Djokovic, a Serbian, inscribed “Kosovo is the heart of Serbia. Stop the violence” on a camera lens. This act was in relation to the current unrest in Kosovo, which has been an independent nation since 2008, following its secession from Serbia.
In recent times, the installation of ethnic Albanian mayors in the country’s northern region has led to clashes between Serb demonstrators, local police, and NATO troops. Serbia has always declined to recognize Kosovo’s independence.
The International Tennis Federation, the sport’s global authority, has stated that Djokovic’s comment didn’t breach any regulations since the Grand Slam rulebook doesn’t prohibit political expressions.
Oudea-Castera spoke with France 2, a French broadcaster, and said, “A sportsperson has the freedom to convey messages that promote human rights and foster unity around common values. However, the message in this case was overtly activist and political. Under current circumstances, such involvement isn’t advisable, and it must not be repeated.”
She drew a line between Djokovic’s comments and messages of support for Ukraine during the Russian invasion, stating that the two situations aren’t “equivalent”.
She expressed her support for Marta Kostyuk, the Ukrainian player who faced disapproval from the crowd when she declined to extend a handshake to Aryna Sabalenka of Belarus. Belarus is Russia’s ally and permitted its troops to use its land to initiate last year’s Ukraine invasion.
“What Ukrainians are experiencing in the circuit is agonizing, extremely challenging,” Oudea-Castera said. “Kostyuk’s decision not to shake hands is understandable, despite the desire for sportsmanship to prevail, including handshaking.

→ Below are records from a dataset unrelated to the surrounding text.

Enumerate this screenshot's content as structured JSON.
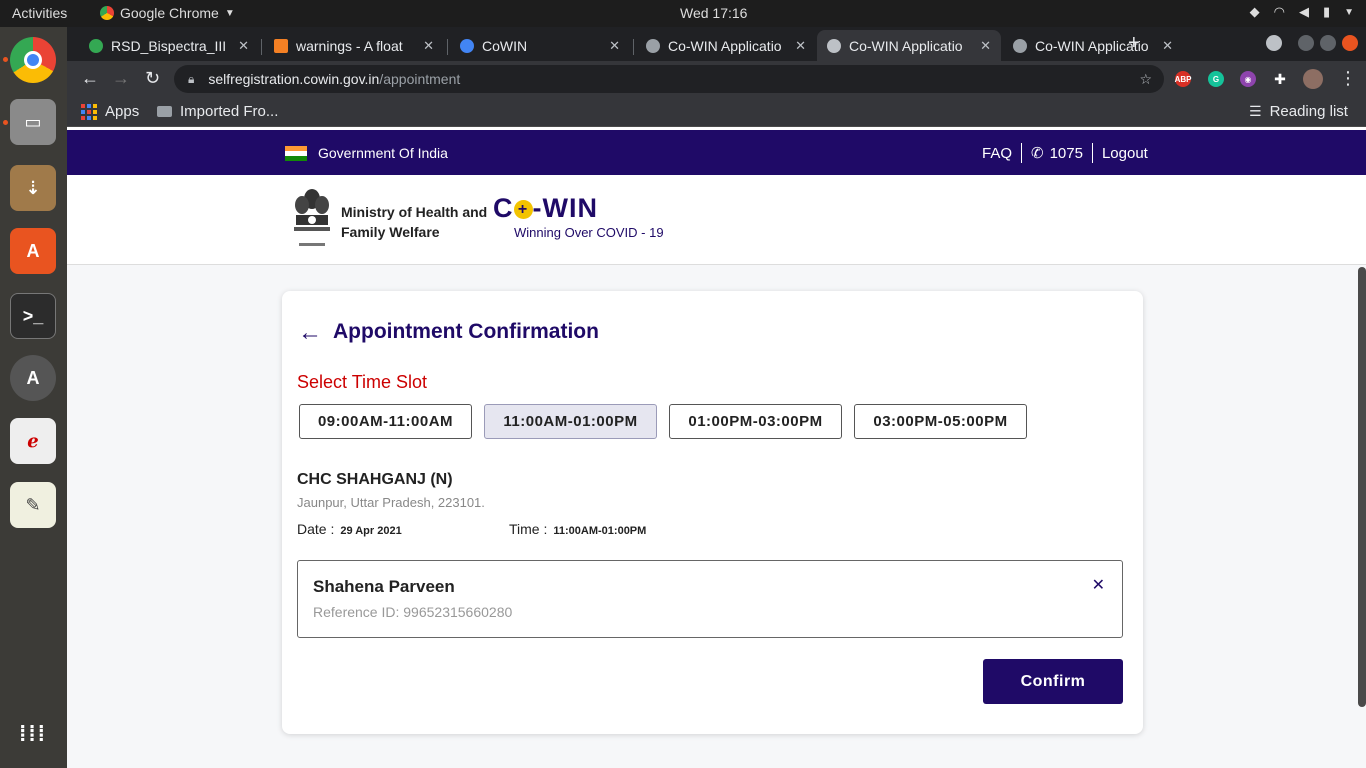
{
  "system": {
    "activities": "Activities",
    "app_name": "Google Chrome",
    "clock": "Wed 17:16"
  },
  "browser": {
    "tabs": [
      {
        "title": "RSD_Bispectra_III",
        "active": false
      },
      {
        "title": "warnings - A float",
        "active": false
      },
      {
        "title": "CoWIN",
        "active": false
      },
      {
        "title": "Co-WIN Applicatio",
        "active": false
      },
      {
        "title": "Co-WIN Applicatio",
        "active": true
      },
      {
        "title": "Co-WIN Applicatio",
        "active": false
      }
    ],
    "url_domain": "selfregistration.cowin.gov.in",
    "url_path": "/appointment",
    "bookmarks": {
      "apps": "Apps",
      "imported": "Imported Fro...",
      "reading_list": "Reading list"
    }
  },
  "site": {
    "gov_label": "Government Of India",
    "faq": "FAQ",
    "helpline": "1075",
    "logout": "Logout",
    "ministry_line1": "Ministry of Health and",
    "ministry_line2": "Family Welfare",
    "logo_prefix": "C",
    "logo_plus": "+",
    "logo_suffix": "-WIN",
    "tagline": "Winning Over COVID - 19"
  },
  "appointment": {
    "title": "Appointment Confirmation",
    "slot_label": "Select Time Slot",
    "slots": [
      {
        "label": "09:00AM-11:00AM",
        "selected": false
      },
      {
        "label": "11:00AM-01:00PM",
        "selected": true
      },
      {
        "label": "01:00PM-03:00PM",
        "selected": false
      },
      {
        "label": "03:00PM-05:00PM",
        "selected": false
      }
    ],
    "center_name": "CHC SHAHGANJ (N)",
    "center_address": "Jaunpur, Uttar Pradesh, 223101.",
    "date_label": "Date :",
    "date_value": "29 Apr 2021",
    "time_label": "Time :",
    "time_value": "11:00AM-01:00PM",
    "beneficiary_name": "Shahena Parveen",
    "reference": "Reference ID: 99652315660280",
    "confirm_label": "Confirm"
  },
  "colors": {
    "brand": "#1f0a67",
    "accent_red": "#cc0000",
    "dock": "#3c3b37"
  }
}
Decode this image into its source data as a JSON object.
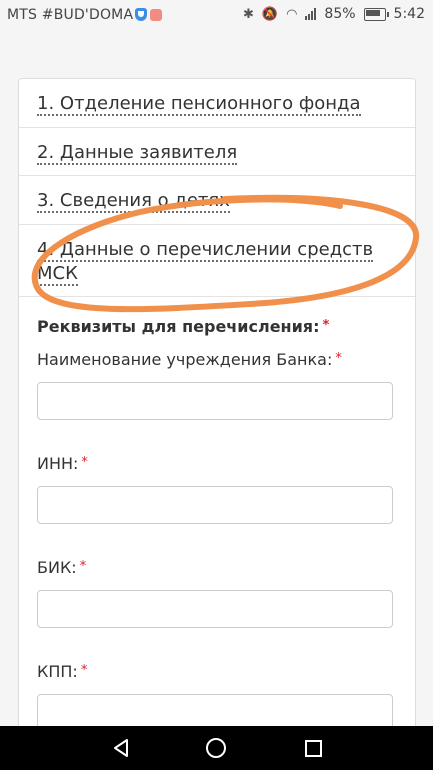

However, I respect her pain.”
Elina Svitolina, a Ukrainian who has regularly criticized the tennis community’s response to the Russian incursion, argued that Djokovic had the right to express his perspective.
“We live in a free world, so everyone should be allowed to voice their opinion,” Svitolina stated after her second-round victory over Storm Hunter.
Following his victory in the first round against Aleksandar Kovacevic, Djokovic defended his statement. He explained to Serbian reporters that despite being averse to “wars, violence and any form of conflict”, he believes that the Kosovo situation is a “precedent in international law”.
Being the son of a man born in Kosovo, he felt obligated to show solidarity with his people and Serbia as a whole. “Kosovo is our heartland, our bastion, the hub of all that’s crucial for our nation,” Djokovic expressed. “I penned that message on the camera for numerous reasons. The sight of what’s transpiring in Kosovo and the ousting of our people from municipal offices pains me deeply as a Serb. Therefore, I felt compelled to do at least this much.”